What happened, though, Hughes described as ‘’the greatest heist in history’’. Ptolemy colluded with the head escort of the carriage, bribing him to divert the carriage south along the east Mediterranean coastline once it had reached Syria, instead of its planned route north to Babylon. Although it was no doubt a great heist, it was a very slow one (remember, 64 mules were pulling it, and they don’t move particularly quickly!). This gave Perdiccas chance to send a relief force to hurry after it. But once they reached Damascus, they met a force sent by Ptolemy, and were overpowered. Ptolemy proceeded to bury Alexander in 321-320 BCE in Memphis.
Once Perdiccas and his army reached Pelusium, they attempted to cross the Nile but couldn’t because Ptolemy had sent forces there. Instead, they went down the eastern branch of the Nile until they reached Memphis. However, here, the Nile is deeper and the currents are stronger, which posed a difficulty for crossing. His goal was to reach an island on the river, but the current was too fast flowing for his army so he placed his elephants up the river, and his horses down the river, in order to reduce the speed of the current, and the horses caught any men who lost their footing as they crossed. It worked, and a few thousand reached the island! However, disaster wasn’t far away.

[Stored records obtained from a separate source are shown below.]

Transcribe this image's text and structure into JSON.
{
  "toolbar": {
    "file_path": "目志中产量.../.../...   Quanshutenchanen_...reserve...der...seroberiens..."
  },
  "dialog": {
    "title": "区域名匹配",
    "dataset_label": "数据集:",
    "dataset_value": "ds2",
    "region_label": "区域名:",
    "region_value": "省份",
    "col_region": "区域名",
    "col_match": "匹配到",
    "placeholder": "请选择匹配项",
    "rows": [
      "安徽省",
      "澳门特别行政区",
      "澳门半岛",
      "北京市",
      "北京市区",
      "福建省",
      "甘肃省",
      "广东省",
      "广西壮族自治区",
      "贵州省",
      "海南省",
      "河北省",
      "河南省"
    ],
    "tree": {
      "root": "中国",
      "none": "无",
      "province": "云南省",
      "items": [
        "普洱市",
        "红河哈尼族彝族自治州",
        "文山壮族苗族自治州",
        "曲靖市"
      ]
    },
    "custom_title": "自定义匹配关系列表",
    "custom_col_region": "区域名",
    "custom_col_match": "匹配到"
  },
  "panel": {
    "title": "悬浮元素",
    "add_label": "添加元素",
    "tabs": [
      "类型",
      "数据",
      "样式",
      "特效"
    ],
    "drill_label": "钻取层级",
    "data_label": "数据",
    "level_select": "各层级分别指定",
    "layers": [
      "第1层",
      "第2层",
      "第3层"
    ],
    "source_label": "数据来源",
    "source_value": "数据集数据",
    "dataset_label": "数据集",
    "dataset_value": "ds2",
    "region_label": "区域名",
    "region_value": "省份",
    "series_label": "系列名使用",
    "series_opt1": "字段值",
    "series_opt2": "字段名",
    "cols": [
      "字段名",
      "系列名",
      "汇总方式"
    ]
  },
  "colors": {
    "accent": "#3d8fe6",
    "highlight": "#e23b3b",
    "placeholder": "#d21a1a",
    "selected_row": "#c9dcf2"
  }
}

All of the men’s moving feet and elephants hooves shifted the soil under the water, making the river deeper and the current faster: the river was no longer crossable.
To make matters worse, Perdiccas saw a cloud of dust approaching and mistook it for Ptolemy’s army, and ordered his men to return from the island. Upon doing so, most either drowned or were eaten alive by crocodiles. Drowning or getting mauled to death by a crocodile is pretty bad, but matters worsened as a general is supposed to oversee the burial of his army, and it was now impossible to carry out the necessary burial rites that would allow the deceased to get into the afterlife. In anger, his remaining soldiers shifted their loyalties and abandoned him. So, Alexander’s body remained in Egypt, Ptolemy gained power and showed loyalty to Arrhidaeus after Perdiccas’ assassination, making temples for him in Egypt at Luxor that you can still see today.
Hughes concluded his very informative lecture by recounting one of his own trips to Saaqara, near Memphis, to see the Philosopher’s Circle, a place he thinks is likely to be the site of Alexander the Great’s tomb! The reason he thinks this is because there in the Egyptian sanctuary are Greek-looking statues of prominent Greek figures which Alexander himself admired, like Pinder, whose house is the only one he didn’t burn down when sacking Thebes in 335 BCE. More evidence to suggest that Alexander could be buried here is that in an excavation, statues of hellenistic lions and peacocks were found, animals which were rarely found in Egypt, but Alexander was a fan of them both.
Many thanks to Tristan for his fascinating lecture about an interesting yet often overlooked period of the Empire, and for taking us on a journey through the chaotic times following Alexander’s death, and briefly on a current search for his tomb!